Title: Warrior Scarlet Series: No. Author: Rosemary Sutcliff Pages: 207 Published: 1958 Spoiler-free Synopsis: One-armed Drem desires to win acceptance and respect as a hunter in his tribe, but for that to happen he must prove his passage into manhood by killing a wild wolf on his own, and no one is allowed to help … Continue reading Book Review: “Warrior Scarlet” by Rosemary Sutcliff
Title: Tristan & Iseult Author: Rosemary Sutcliff Pages: 150 Published: 1971 Spoiler-free Synopsis: In the days of King Arthur, Tristan defeats Ireland’s champion and gains the friendship of his uncle, King Marc of Cornwall, who entrusts him with a mission: to sail the seas in search of a flame-haired queen. But a troublesome fate descends … Continue reading Book Review: “Tristan & Iseult” by Rosemary Sutcliff
Memetic modification is the order again. I neither want to spoil the “surprise” of my final choice for favorite book (which of course will not be “final” and could in fact end up being multiple books), nor limit myself to the impossible task of one favorite passage. Some of my favorite books, like The Lord … Continue reading Book Meme Day 17: My Favorite Quote From Some of My Favorite Books

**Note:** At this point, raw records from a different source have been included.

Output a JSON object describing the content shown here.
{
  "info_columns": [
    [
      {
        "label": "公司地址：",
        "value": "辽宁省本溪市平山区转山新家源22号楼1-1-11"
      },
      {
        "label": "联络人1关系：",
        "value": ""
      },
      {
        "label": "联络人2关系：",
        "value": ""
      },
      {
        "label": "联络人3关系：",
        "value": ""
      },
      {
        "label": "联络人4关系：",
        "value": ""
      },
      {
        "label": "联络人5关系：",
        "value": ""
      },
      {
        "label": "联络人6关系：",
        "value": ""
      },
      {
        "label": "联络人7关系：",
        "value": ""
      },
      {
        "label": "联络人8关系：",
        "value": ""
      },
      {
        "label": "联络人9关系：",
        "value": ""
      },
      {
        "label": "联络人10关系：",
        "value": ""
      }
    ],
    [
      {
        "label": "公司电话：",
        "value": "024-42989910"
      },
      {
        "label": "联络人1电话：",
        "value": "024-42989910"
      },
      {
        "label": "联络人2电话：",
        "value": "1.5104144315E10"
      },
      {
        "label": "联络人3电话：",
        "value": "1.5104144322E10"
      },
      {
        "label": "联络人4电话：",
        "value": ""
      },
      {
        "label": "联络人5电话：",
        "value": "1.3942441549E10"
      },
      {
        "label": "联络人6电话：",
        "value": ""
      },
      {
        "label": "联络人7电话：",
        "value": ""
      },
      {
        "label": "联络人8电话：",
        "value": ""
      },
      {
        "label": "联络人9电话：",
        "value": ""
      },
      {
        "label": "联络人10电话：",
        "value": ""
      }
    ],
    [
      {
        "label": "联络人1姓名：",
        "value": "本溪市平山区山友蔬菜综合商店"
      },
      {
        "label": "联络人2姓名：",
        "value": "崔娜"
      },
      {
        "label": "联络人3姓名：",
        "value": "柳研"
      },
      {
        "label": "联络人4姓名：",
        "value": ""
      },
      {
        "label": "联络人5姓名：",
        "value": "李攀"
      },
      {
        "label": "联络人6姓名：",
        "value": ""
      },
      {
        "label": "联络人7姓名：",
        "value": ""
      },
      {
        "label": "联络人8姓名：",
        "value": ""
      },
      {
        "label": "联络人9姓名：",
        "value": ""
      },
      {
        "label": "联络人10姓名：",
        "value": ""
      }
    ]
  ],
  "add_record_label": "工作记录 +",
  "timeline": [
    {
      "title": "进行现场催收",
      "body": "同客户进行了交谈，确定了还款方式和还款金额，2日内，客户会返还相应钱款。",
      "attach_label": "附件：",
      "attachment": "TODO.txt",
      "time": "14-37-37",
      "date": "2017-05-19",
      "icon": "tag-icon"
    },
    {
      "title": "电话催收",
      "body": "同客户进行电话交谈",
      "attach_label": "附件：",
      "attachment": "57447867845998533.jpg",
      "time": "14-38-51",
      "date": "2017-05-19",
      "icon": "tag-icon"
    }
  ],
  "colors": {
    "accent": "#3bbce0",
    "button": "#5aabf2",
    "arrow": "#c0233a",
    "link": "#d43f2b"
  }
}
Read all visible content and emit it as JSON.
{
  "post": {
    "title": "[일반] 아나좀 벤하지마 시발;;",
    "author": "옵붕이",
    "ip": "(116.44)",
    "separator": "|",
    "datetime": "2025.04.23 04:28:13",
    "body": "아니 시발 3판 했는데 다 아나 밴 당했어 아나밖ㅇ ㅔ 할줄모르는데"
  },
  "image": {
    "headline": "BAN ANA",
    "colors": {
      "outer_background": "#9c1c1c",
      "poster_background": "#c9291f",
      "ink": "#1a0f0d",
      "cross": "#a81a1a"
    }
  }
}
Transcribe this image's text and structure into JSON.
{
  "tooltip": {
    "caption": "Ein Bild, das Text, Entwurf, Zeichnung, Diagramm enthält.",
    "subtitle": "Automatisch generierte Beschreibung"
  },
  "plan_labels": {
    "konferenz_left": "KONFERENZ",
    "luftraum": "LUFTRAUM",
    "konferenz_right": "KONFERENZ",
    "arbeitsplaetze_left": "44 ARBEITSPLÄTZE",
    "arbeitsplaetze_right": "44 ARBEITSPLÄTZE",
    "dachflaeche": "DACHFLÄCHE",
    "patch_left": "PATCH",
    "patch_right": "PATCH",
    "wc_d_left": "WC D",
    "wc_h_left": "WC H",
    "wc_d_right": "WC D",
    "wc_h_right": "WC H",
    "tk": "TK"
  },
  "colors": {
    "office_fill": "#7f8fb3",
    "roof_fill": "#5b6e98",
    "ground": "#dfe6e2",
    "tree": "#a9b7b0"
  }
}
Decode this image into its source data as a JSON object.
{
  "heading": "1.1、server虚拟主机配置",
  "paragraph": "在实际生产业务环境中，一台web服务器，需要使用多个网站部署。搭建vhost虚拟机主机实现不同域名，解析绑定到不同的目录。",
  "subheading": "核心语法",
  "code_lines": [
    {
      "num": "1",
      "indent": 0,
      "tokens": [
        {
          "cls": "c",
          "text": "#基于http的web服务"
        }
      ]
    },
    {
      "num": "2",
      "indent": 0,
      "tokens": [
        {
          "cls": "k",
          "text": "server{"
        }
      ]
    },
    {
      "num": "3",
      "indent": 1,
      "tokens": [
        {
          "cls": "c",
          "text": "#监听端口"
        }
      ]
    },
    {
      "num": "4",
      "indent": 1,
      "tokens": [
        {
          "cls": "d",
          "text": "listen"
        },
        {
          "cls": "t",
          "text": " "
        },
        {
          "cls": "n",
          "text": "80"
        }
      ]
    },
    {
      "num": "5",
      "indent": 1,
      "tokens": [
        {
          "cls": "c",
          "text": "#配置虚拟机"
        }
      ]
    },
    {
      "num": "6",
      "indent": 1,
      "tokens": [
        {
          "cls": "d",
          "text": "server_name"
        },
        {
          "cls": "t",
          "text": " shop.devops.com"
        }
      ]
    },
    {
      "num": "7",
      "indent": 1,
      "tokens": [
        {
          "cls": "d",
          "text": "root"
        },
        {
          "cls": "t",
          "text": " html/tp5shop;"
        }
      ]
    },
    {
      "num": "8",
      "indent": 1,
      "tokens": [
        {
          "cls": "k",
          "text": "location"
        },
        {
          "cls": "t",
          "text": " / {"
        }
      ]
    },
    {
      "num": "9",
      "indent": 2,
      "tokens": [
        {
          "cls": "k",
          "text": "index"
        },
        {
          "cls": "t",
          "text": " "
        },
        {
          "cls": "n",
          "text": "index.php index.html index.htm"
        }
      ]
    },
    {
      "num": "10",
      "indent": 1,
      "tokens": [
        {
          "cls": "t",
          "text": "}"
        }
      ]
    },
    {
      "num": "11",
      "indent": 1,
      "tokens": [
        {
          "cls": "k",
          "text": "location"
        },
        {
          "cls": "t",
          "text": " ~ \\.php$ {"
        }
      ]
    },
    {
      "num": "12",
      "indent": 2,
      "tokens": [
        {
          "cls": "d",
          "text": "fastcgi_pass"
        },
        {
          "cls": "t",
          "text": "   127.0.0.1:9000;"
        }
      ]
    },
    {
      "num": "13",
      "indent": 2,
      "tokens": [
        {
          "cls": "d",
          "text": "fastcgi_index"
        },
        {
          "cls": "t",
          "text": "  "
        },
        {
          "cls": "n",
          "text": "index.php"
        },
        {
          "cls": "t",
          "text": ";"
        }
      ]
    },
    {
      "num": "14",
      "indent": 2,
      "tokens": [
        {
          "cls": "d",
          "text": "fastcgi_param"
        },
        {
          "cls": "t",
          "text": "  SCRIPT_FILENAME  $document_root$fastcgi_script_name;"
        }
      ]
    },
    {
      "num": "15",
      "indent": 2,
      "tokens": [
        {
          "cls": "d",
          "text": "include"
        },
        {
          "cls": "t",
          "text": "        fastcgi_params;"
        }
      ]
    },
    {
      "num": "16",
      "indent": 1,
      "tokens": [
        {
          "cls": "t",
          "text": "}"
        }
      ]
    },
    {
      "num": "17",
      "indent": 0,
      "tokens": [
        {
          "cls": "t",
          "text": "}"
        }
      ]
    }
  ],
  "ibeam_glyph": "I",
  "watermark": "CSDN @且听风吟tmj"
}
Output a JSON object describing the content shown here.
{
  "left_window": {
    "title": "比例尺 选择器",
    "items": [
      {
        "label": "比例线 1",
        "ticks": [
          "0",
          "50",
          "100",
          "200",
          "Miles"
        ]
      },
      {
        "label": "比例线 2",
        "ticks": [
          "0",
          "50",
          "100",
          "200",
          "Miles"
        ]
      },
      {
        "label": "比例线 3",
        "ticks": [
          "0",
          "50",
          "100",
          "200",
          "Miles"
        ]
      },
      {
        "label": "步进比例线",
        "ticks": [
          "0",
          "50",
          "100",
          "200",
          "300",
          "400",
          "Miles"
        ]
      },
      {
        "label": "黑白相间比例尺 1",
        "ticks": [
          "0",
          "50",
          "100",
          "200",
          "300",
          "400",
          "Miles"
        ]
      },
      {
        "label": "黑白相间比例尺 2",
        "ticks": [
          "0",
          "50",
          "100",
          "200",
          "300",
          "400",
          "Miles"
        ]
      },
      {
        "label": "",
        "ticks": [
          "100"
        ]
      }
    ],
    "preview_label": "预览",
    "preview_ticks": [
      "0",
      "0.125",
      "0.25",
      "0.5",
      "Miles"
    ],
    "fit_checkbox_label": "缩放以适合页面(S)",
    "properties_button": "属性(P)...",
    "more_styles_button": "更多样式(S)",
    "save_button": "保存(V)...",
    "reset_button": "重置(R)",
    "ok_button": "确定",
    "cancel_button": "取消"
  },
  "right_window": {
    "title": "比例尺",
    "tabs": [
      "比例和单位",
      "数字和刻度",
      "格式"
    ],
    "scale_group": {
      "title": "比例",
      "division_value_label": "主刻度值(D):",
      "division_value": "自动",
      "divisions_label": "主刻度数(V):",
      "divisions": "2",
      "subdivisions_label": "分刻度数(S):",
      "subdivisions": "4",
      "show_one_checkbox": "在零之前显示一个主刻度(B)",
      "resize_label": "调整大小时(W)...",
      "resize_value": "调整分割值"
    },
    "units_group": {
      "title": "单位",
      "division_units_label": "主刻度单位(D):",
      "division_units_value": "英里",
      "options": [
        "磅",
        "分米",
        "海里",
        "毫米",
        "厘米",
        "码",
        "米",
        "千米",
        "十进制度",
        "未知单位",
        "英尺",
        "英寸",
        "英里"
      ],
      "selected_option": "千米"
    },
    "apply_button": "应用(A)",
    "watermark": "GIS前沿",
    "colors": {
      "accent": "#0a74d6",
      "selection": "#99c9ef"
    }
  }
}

The difficulty has been deciding whether my favorite male character is defined as the most admirable, or as the one in whom I am most interested as a person. I must go with the latter. He is not the most admirable, nor is he a model for how to live one’s life. His flaws are … Continue reading Book Meme Day 15: My Favorite Male Character
Title: The Eagle of the Ninth Author: Rosemary Sutcliff Series: No, though it forms a thematic trilogy with The Silver Branch and The Lantern Bearers. Published: 1954 Pages: 255 Spoiler-free Synopsis: Around A.D. 117, the Ninth Legion marched north of Agricola’s Wall to deal with an uprising of Scottish tribesmen and was never seen again. … Continue reading Book Review: “The Eagle of the Ninth” by Rosemary Sutcliff
Reading a new book of Sutcliff’s is like catching up on your friend’s life, while rereading one is like reminiscing about good old times.
The Eagle should appeal to movie-lovers who are frustrated with the way modern action movies prefer to ignore story and character in favor of rushing from bloody killing to bloody killing. It’s an exciting adventure that really does care about the characters and their relationship.
The young Roman Centurion Marcus is allowed to try out the team of black horses belonging to Cradoc, a British tribesman and charioteer: “[Marcus] took the team through every trick and test that their master ordered, until the moment came for a final burst of speed, and they were sweeping at full gallop round the … Continue reading Rosemary Sutcliff Describes the Thrill of Chariot-Racing